New study puts Toronto at the top of 14 cities when it comes to the gap between an ideal trip time and stop-and-go reality.It typically takes nearly three times longer to travel a common Toronto route than it would if traffic flowed freely, according to a new study that measures “traffic stretch” to determine just how much worse driving in the city is than it should be.
Traffic stretch is what happens when the 18-minute hop from the Beach to High Park becomes a 45-minute stop-and-go ordeal, says the aptly named report How Bad is the Traffic Where You Live?
The research, done by a data analytics website called The 10 and 3, shows that Toronto has the worst traffic stretch among 14 Canadian cities. That ranking is based on the difference between a trip’s normal length and the time it takes when snarled by construction, traffic, weather or a combination.
Co-author Arik Motskin says the differences among the 14 cities in the study are “stark and surprising.”
“We have Ottawa, whose worst case increases by a relatively paltry 80 per cent, or Montreal, by a relatively small 130 per cent. But in Toronto, the stretch is just about double that, at a 180 per cent increase. Given the insanity of traveling onto Montreal Island, or crossing Vancouver’s rivers, it’s surprising that the stretch in Toronto can still be that much more, given no obvious water-based bottlenecks,” he said.
Other traffic studies, including one earlier this year by TomTom, which sells GPS-based apps, have cited Vancouver for having the worst traffic in Canada.
But Vancouver is third, and Montreal second, in the traffic-stretch ranking. That doesn’t mean drivers get an easy ride in those centres, where their proximity to water contributes to congestion, says the report.

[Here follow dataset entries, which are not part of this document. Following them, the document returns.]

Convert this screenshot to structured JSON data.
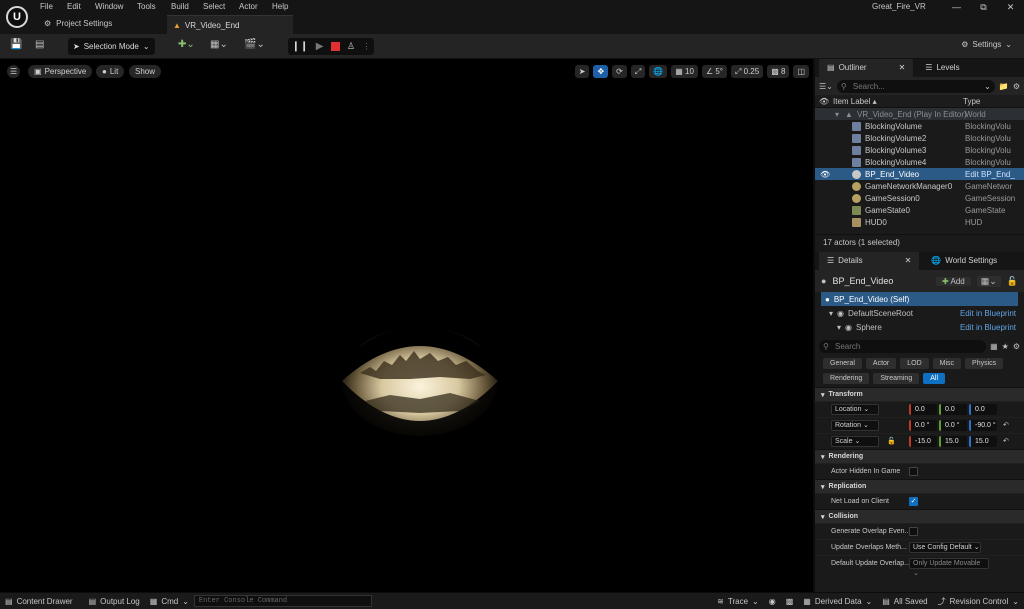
{
  "menu": [
    "File",
    "Edit",
    "Window",
    "Tools",
    "Build",
    "Select",
    "Actor",
    "Help"
  ],
  "project_name": "Great_Fire_VR",
  "tabs": {
    "project_settings": "Project Settings",
    "level": "VR_Video_End"
  },
  "toolbar": {
    "selection_mode": "Selection Mode",
    "settings": "Settings"
  },
  "viewport": {
    "perspective": "Perspective",
    "lit": "Lit",
    "show": "Show",
    "grid": "10",
    "angle": "5°",
    "scale": "0.25",
    "cam": "8"
  },
  "outliner": {
    "tab": "Outliner",
    "levels_tab": "Levels",
    "search_placeholder": "Search...",
    "col_label": "Item Label ▴",
    "col_type": "Type",
    "world_row": {
      "label": "VR_Video_End (Play In Editor)",
      "type": "World"
    },
    "rows": [
      {
        "label": "BlockingVolume",
        "type": "BlockingVolu"
      },
      {
        "label": "BlockingVolume2",
        "type": "BlockingVolu"
      },
      {
        "label": "BlockingVolume3",
        "type": "BlockingVolu"
      },
      {
        "label": "BlockingVolume4",
        "type": "BlockingVolu"
      },
      {
        "label": "BP_End_Video",
        "type": "Edit BP_End_"
      },
      {
        "label": "GameNetworkManager0",
        "type": "GameNetwor"
      },
      {
        "label": "GameSession0",
        "type": "GameSession"
      },
      {
        "label": "GameState0",
        "type": "GameState"
      },
      {
        "label": "HUD0",
        "type": "HUD"
      }
    ],
    "status": "17 actors (1 selected)"
  },
  "details": {
    "tab": "Details",
    "world_settings_tab": "World Settings",
    "actor_name": "BP_End_Video",
    "add_label": "Add",
    "components": [
      {
        "label": "BP_End_Video (Self)",
        "action": ""
      },
      {
        "label": "DefaultSceneRoot",
        "action": "Edit in Blueprint"
      },
      {
        "label": "Sphere",
        "action": "Edit in Blueprint"
      }
    ],
    "search_placeholder": "Search",
    "categories": [
      "General",
      "Actor",
      "LOD",
      "Misc",
      "Physics",
      "Rendering",
      "Streaming",
      "All"
    ],
    "transform": {
      "title": "Transform",
      "location": {
        "label": "Location",
        "x": "0.0",
        "y": "0.0",
        "z": "0.0"
      },
      "rotation": {
        "label": "Rotation",
        "x": "0.0 °",
        "y": "0.0 °",
        "z": "-90.0 °"
      },
      "scale": {
        "label": "Scale",
        "x": "-15.0",
        "y": "15.0",
        "z": "15.0"
      }
    },
    "rendering": {
      "title": "Rendering",
      "hidden_label": "Actor Hidden In Game"
    },
    "replication": {
      "title": "Replication",
      "net_load_label": "Net Load on Client"
    },
    "collision": {
      "title": "Collision",
      "gen_overlap_label": "Generate Overlap Even...",
      "update_overlap_label": "Update Overlaps Meth...",
      "update_overlap_value": "Use Config Default",
      "default_overlap_label": "Default Update Overlap...",
      "default_overlap_value": "Only Update Movable"
    }
  },
  "statusbar": {
    "content_drawer": "Content Drawer",
    "output_log": "Output Log",
    "cmd": "Cmd",
    "console_placeholder": "Enter Console Command",
    "trace": "Trace",
    "derived_data": "Derived Data",
    "all_saved": "All Saved",
    "revision": "Revision Control"
  },
  "colors": {
    "selection": "#2b5a87",
    "accent": "#0e70c0",
    "stop": "#e03030"
  }
}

Vancouver “is hamstrung” by a “network of congested river crossings” and Montreal suffers from backed-up bridges on and off the island.
The 10 and 3 analysis is based on Google Maps’ trip-time predictions. It provides the shortest time a route should take when the roads are open (usually in the middle of the night) and the longest predicted trip times. The analysis considered three scenarios from each city: a route between the main transit hub and the airport; a set of suburban commuting routes to downtown; and a set of routes between popular destinations. Those times were averaged over a week in October.
It’s a different way of interpreting traffic than other studies, which have tended to measure commuting-time averages, said Motskin.
“When I think of traffic, I need to know how long it’s going to take from Point A to Point B and how much time I need to plan for, in case there’s a snowstorm or construction, or a baseball game is getting out,” he said.
“Forget going to Union Station from Pearson airport in a reasonable amount of time; major backups on the Gardiner and Highway 427 can give this route a stretch multiplier of three times or more,” says the report, which notes that the Union Pearson Express Train, nevertheless, “remains woefully underused.”
The 10 and 3 name is a reference to Canada’s 10 provinces and three territories, said Motskin, who has a PhD from Stanford University and lives on the west coast. He co-wrote the report with Torontonian Zack Gallinger.
Ideal vs. Ordeal
Here are best-case (no traffic) and worst-case (with traffic) scenarios for some typical Toronto routes, according to The 10 and 3 research:
Pearson to Union Station: 22 minutes vs. 70 minutes
Bayview Ave. and Highway 7 to Dundas Square: 28 minutes vs. 75 minutes
Square One in Mississauga to the Air Canada Centre: 24 minutes vs. 80 minutes
Scarborough Town Centre to ROM: 24 minutes vs. 75 minutes
Bloor West Village to Distillery District: 14 minutes vs. 35 minutes
Kensington Market to Leslieville: 20 minutes vs. 40 minutes
Yonge and Eglinton to King and Bathurst: 18 minutes vs. 40 minutes
Source: The Toronto Star